The cradle-to-cradle approach was formulated back in the early 1990s. It is less a question of technical and technological implementation. Rather, it is a question of how quickly we manage to change our habits. We find ourselves in a learned system with fixed production processes. Many players make selective changes within the system. However, more comprehensive measures require much greater investment. Many companies are therefore uncertain, because policies and therefore legal requirements can change again within a legislative period. In addition, developments can quickly become outdated with new research findings. Customers do not always buy the most sustainable products, even though surveys suggest otherwise. As long as retailers do not generate sufficient turnover with such products, the system will maintain itself. Change would happen more quickly if many more companies were to bring aesthetically pleasing and better products onto the market, because they conserve resources. Factors such as aesthetics, enjoyment and well-being play a role in the green sector and these must be combined with responsible production processes.

Retailers must generate enthusiasm for the right products (Image: Cathal Mac an Bheatha, unsplash)

The big task of retail is to get people excited about the right products. © Cathal Mac an Bheatha at unsplash

Changed consumer behavior

You mentioned the ambivalent behavior of consumers. What should companies consider in future in order to reach consumers?

Last year, I conducted a survey with 1,500 people in the DACH region. One result was that 73% of young people consider sustainability to be the most exciting and interesting topic for the future. Why? Because it's about the jobs of the future, which means that many new job profiles are emerging and new skills are needed. This enthusiasm for innovation meets a current market economy in which many companies are definitely thinking in this direction and offering corresponding products. However, these are still communicated very rationally and cautiously, especially in Germany. This is often due to the fear of being accused of greenwashing, as not everything is perfectly sustainable yet. In a manufacturing company, however, not everything can be perfectly sustainable either. It is part of the German mentality that we always want to do everything 100 percent right before we talk about it. This is fatal because companies from other countries are much more proactive in bringing such products onto the market.

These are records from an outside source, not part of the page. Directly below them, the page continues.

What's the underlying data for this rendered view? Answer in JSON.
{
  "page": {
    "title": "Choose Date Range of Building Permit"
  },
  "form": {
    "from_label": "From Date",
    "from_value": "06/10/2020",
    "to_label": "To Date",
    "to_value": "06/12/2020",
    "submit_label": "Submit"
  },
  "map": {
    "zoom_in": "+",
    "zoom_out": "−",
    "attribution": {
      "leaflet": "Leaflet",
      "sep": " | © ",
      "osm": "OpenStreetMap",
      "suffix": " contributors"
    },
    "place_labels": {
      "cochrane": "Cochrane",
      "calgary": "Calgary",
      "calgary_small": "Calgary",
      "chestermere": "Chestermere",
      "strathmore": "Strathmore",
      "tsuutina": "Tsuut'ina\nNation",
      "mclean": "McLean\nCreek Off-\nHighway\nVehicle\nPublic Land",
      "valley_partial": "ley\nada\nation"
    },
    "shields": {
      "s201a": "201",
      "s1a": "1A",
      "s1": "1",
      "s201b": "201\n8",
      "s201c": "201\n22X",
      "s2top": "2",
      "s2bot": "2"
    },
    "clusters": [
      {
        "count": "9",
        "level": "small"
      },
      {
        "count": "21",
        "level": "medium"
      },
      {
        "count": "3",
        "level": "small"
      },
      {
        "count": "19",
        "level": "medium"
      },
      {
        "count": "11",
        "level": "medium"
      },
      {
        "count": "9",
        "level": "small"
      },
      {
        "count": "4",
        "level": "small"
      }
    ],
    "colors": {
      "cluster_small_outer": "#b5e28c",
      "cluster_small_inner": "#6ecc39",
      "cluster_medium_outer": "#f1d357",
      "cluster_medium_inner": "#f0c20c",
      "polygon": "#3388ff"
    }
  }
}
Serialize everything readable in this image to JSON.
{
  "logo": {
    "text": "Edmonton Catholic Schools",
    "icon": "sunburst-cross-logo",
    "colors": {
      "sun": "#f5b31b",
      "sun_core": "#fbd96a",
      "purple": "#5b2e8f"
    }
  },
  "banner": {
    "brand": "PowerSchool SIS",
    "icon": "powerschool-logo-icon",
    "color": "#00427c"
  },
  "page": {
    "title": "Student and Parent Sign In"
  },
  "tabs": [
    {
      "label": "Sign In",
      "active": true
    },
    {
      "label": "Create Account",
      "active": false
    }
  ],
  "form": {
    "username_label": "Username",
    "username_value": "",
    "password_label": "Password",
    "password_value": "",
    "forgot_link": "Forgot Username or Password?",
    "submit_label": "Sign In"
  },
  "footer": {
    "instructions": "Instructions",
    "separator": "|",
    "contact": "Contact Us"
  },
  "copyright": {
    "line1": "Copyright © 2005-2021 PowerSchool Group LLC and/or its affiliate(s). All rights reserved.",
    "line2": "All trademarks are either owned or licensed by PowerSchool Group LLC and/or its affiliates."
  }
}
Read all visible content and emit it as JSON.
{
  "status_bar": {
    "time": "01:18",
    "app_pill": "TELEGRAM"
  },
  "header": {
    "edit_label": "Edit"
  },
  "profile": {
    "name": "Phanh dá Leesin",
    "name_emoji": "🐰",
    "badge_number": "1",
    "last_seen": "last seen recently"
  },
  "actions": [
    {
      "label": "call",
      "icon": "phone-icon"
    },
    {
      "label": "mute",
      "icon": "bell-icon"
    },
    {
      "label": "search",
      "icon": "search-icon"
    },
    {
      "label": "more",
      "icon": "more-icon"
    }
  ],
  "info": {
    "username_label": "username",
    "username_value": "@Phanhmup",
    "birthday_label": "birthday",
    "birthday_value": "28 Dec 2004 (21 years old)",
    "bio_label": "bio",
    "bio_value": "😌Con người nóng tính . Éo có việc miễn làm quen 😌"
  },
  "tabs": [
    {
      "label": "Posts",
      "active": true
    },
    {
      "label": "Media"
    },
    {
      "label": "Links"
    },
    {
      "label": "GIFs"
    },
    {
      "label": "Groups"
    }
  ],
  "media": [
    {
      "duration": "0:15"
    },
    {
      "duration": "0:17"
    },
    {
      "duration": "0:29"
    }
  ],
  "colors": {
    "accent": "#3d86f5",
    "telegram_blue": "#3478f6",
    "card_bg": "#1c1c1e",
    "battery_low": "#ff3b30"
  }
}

Future tasks for the retail sector

What tasks will this entail for retailers in the future?

The big task for retailers is to get people excited about the right products. If customers are ambivalent and would like to buy sustainable goods but don't do so, the reasons need to be investigated. In most cases, it is not because of the sustainable products on offer, but because of inadequate communication. In addition, such products are often still niche products that are associated with a higher price. However, we could place many topics in the mainstream. This would make many things easier for retailers, as consumers pay more attention to price, especially in uncertain times. The less people buy in a certain area, the more difficult it will be to change the price structure. It's a long road, and each individual facet can make a big difference.

Theresa Schleicher at the press conference of spoga+gafa (Image: Koelnmesse GmbH)

Theresa Schleicher as keynote speaker at the opening press conference of spoga+gafa 2024. © Koelnmesse GmbH

Lecture at spoga+gafa

Under the headline "What remains? A look at the next generation of consumption", Theresa Schleicher will be giving a talk at spoga+gafa on June 17. The event will take place at 10:30 a.m. in the Forum Garden Café in Hall 6, Stand D18/E19.